Unicode is a really great thing. It allows for a wide range of special characters and letters in different languages.
The problem is that is is messy to work with while programming especially when you want to create standardized code.
Anyway, I am working on a Linux terminal picture viewer probably because I’m enjoying using the terminal and sometimes need to see a picture file before copying it or moving it.
This presents a problem for text only terminals I need to view the image, especially if it has come from a digital camera with an odd name.
Here is the result of my tinkering you can see a standard ASCII version and a Unicode version using the braille letters as dithering patterns. Currently it is SFML powered C++. The image is the standard test image, “lena”.
So there you have it, a use for a very odd set of Unicode characters, the braille set.
An ongoing project is currently driving my crazy all because I’m missing one piece to make it work.
The idea is to provide a cheap and acceptable way to do 3D photograph construction and viewing with a single picture.
The idea is as follows:
1. Obtain a large mirror finish ball or hemisphere.
2. Place it on the ground.
3. Take a picture from directly above zooming in to fill the the view of the camera but not cropping the sphere.
4. Crop the image to a square keeping the sphere in the center.
5. Use custom image software that reconstructs the sphere from a polar image to a rectangular one – giving a full 360 degrees of view along the horizon with some acceptable distortion at the top of the image. This will not be as good as the effect constructed from 6 pictures but should give a complete 360 degree panorama from a single shot.
My problem is that I cannot find a cheap solution for a mirrored sphere or hemisphere between 8-18 inches. Currently I’m not working so a 20 dollar or less solution would be best.
Before I start, let me say I have NO RIGHT to tell you how to make games. These are just personal thoughts. Please take them with a grain of salt.
I have mixed feelings about the term “retro” as it has evolved into a gaming buzzword. Allow me to explain.
I feel that grouping older games into a single genre called “retro” is both ignorant and unnecessary. This is a common buzzword tossed around without a solid definition in order to sell games to the 25+ crowd. I see a lot of games that are called retro that have very little look and feel of the classic games I played as a kid in the late 80’s and early 90’s.
A game created in the 80’s and 90’s style should conform to a large majority of limitations of the time. I see a lot of games pushed out under the guise of being retro that don’t remind me of anything I played back in the early days. In those days we never saw 1000 sprites on the screen all being dynamically rotated and transformed with 32 bits per pixel. Clone games that run in absurd resolutions and have stiff unanimated smudgy 256×256 sprites being rotated in hardware are by no means retro. OK now that 2D is almost dead in the mainstream I guess it could be considered retro for what … the year 2005?

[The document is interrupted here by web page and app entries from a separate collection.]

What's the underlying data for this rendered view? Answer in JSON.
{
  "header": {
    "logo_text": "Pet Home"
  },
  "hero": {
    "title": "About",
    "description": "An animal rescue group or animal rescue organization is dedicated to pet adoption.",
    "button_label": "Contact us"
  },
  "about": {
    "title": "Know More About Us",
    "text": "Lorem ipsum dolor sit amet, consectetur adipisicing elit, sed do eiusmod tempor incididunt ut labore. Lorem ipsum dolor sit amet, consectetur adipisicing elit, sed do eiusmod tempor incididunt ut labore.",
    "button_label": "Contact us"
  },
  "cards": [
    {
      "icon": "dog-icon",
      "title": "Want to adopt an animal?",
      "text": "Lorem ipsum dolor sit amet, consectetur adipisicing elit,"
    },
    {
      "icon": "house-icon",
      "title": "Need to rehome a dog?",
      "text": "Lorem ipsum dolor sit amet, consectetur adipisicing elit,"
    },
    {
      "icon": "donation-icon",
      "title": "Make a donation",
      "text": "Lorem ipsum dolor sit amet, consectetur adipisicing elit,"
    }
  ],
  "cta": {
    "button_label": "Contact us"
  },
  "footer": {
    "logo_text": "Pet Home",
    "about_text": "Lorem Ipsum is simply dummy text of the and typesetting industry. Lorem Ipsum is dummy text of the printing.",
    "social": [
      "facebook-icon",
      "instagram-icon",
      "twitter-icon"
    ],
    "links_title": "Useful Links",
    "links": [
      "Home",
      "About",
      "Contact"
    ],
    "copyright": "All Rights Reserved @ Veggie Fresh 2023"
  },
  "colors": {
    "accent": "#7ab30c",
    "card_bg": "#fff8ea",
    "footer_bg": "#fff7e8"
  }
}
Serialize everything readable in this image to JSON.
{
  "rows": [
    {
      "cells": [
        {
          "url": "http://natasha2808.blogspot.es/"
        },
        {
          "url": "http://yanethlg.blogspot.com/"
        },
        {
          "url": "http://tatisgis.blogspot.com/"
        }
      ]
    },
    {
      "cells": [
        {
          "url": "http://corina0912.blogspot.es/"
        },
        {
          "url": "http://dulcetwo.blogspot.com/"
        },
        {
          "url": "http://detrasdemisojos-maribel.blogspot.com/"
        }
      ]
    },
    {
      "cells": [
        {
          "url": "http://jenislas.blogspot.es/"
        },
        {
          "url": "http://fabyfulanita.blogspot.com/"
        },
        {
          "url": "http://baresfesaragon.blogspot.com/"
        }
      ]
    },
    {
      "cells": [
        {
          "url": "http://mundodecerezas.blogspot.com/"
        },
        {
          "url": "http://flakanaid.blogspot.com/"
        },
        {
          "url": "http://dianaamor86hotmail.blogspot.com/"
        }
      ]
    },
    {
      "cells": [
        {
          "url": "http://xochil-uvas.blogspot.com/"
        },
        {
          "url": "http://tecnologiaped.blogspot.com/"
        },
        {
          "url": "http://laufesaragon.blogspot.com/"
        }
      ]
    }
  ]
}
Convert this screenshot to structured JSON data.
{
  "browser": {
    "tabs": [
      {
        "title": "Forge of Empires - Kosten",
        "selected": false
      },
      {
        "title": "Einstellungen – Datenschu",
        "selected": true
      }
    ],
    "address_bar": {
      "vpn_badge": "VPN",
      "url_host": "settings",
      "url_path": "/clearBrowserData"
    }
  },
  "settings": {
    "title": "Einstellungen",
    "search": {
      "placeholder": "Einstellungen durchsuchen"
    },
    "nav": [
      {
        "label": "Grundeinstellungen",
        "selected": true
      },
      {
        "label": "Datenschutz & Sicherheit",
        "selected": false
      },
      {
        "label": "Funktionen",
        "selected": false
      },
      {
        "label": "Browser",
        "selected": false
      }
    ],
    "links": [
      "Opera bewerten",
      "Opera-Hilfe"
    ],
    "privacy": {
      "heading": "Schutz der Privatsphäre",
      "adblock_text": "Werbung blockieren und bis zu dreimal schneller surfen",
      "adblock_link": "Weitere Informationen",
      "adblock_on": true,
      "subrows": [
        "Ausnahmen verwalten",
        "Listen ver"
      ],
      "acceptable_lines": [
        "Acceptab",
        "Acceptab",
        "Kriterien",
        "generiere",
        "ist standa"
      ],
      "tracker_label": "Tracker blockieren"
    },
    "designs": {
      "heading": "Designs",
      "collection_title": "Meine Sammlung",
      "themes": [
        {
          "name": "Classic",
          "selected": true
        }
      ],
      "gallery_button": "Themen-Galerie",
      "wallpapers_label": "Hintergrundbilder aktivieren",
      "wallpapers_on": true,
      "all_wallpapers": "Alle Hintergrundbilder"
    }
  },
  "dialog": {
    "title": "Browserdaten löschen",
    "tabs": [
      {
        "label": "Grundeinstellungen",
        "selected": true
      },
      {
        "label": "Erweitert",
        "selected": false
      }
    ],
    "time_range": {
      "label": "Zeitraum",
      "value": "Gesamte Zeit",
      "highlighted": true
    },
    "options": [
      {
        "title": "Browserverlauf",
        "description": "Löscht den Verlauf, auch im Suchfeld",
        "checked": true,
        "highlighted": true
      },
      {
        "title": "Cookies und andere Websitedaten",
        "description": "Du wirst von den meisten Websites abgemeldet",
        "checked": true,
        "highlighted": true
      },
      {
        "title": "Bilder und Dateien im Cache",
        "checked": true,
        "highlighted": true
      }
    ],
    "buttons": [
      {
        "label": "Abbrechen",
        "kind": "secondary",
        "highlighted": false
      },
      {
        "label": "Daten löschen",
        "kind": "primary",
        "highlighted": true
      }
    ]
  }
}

Please if you are going to call a game retro make it look and feel like it came from the early 90’s.
Even though I cringe at the term retro (it is not specific enough and groups entire genres into a mess by release date) the blow is lessened by the following.
My original sprite (yep some of my OLD art here!)
Adhere to low resolutions. (NEVER INTERPOLATE pixels use integer scaling and find the best fit for the window.)
Good clean integer scale.
If you are going to transform a sprite, transform it in the lower resolution before upscaling the entire screen to run in a modern resolution. Don’t have differently sized pixels … please. Rotating a sprite after scaling it into the display resolution will cause diamond shaped pixels and ruin the effect … yuck! Transform in low resolution then upscale the entire scene with integer scaling.
Now the retro feeling is lost, this should have been rotated in the low 1:1 sprite resolution not the display resolution!
Stick to color limitations, don’t go making 256×256 pixel smudgy Photoshop messes. Also don’t go making 256×256 pixel smudgy photoshop sprite messes then posterizing and shrinking the sprite to fit it into the game. Blurring the heck out of poor Mario won’t make him seem any more detailed in a higher resolution.
Uh oh… (Look just because it is bigger and more colors doesn’t add any detail!)